Even though I’ve briefly mentioned all Chemex sizes in the previous sections, I figured they required their own dedicated portion if you’re looking to base your purchasing decision on them.
In the following paragraphs, I’ll exclude the 13-cup option from consideration, as most of the time, it’s impractical for the average household and challenging to find.
These are some of the most popular Chemex sizes and what you need to know about them:
- 3-cup: The 3-cup is the smallest Chemex size. It typically brews one or two servings of coffee (16 ounces or 473 ml), making it ideal for those living alone who don’t want to take up most of their counter space with a bulky Chemex.
- 6-cup: This variety has a capacity of 30 ounces (887 ml), making it an excellent choice for households of 2-3 people.
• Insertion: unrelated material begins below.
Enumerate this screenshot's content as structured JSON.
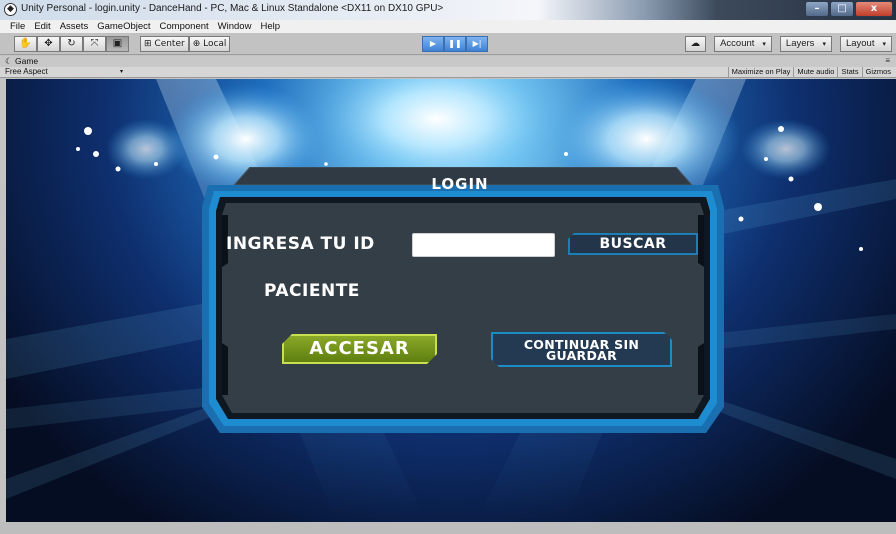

- 8-cup: The 8-cup is the standard Chemex size, as it’s the most practical and popular among coffee-consuming households. Its capacity of 40 ounces (1.2 liters) can translate into 6-8 cups.
- 10-cup: Although a less popular variation, this size is excellent for larger households. The 10-cup model has a capacity of 50 ounces (almost 1.5 liters), which can make 10+ cups of coffee.
What size Chemex should I buy?
You should usually buy either a 6-cup or an 8-cup size Chemex. The 6-cup makes 2-3 cups of coffee at a time, while the 8-cup can make 6-8. If you’re brewing for one, you should buy the 3-cup version. However, if you want to brew ten or more cups of coffee at a time, go for the 10-cup option.
So, you’ll need to think about how much coffee you and your household will drink when you decide.
You may also need to factor in how much real estate you have on your kitchen counter since the larger Chemex sizes can take up valuable space. Have a look at the table below to see the best options again:
- Use CHEMEX Bonded Filters FP-1, FC-100, FS-100, FSU-100
The right Chemex size for your needs will depend on the amount of coffee you want to brew, the design you prefer, the size of your kettle, and the coarseness of your coffee grounds.
The most popular Chemex sizes are the 6-cup and the 8-cup, as they can produce 2-8 cups of coffee, an ideal amount for the average household.
Once you’ve decided which Chemex size fits you, check out this article to see the best coffee beans for Chemex.
And if you’d like to try out some delicious coffee recipes that can be made with your Chemex, have a look below!